Records for the exercise section start

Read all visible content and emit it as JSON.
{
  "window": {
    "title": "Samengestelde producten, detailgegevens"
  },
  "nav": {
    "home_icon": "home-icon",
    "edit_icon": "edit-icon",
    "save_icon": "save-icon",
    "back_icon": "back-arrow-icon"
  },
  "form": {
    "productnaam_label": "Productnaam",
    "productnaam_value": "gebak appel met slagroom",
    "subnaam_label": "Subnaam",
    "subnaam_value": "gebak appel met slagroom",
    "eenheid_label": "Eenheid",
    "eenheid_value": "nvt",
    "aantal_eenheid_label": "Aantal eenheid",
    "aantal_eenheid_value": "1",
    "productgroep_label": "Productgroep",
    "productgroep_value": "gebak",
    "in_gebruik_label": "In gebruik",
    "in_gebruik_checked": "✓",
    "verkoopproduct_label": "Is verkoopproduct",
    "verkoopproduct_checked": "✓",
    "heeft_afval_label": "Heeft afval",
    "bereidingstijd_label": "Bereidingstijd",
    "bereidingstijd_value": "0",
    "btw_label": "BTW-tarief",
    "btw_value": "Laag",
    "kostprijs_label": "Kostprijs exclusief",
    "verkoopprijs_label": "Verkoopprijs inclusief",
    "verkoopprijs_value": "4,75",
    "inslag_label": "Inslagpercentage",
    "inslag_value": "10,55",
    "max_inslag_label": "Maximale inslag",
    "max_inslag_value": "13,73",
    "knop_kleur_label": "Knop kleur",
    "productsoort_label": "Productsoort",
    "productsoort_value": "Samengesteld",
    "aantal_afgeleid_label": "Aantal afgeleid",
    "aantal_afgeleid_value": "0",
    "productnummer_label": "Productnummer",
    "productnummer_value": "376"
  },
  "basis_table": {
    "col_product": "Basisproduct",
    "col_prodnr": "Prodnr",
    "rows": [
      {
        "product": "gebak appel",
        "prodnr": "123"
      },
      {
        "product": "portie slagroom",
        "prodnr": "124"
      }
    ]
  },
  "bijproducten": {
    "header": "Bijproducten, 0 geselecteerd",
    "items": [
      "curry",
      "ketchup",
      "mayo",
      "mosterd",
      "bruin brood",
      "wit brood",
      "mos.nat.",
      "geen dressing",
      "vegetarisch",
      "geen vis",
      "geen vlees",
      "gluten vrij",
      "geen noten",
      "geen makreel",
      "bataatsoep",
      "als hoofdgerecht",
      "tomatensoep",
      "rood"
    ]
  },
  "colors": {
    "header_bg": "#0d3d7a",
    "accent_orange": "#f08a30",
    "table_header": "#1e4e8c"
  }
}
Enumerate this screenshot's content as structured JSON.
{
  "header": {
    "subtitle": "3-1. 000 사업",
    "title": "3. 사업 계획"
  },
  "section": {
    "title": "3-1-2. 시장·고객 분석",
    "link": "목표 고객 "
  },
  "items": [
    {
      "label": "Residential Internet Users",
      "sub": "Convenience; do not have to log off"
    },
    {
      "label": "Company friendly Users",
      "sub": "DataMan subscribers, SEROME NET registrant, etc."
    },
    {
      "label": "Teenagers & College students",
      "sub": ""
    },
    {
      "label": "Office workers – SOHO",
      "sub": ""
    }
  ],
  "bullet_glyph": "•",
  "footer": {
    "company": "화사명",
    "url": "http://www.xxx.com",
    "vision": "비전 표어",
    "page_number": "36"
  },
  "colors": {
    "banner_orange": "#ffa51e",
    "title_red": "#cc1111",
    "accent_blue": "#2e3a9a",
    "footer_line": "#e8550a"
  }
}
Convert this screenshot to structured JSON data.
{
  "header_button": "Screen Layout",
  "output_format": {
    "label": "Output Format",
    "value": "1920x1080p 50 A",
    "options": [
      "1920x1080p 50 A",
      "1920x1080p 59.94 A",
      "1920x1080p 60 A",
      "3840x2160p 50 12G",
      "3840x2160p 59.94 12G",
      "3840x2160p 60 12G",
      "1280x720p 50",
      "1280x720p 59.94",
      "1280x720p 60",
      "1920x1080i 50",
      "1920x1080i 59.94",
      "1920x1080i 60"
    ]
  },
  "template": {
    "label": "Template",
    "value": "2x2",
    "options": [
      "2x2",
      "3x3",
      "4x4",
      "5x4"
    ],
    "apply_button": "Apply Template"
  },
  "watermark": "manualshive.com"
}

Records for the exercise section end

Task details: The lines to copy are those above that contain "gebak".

Problem solution:
    "productnaam_value": "gebak appel met slagroom",
    "subnaam_value": "gebak appel met slagroom",
    "productgroep_value": "gebak",
        "product": "gebak appel",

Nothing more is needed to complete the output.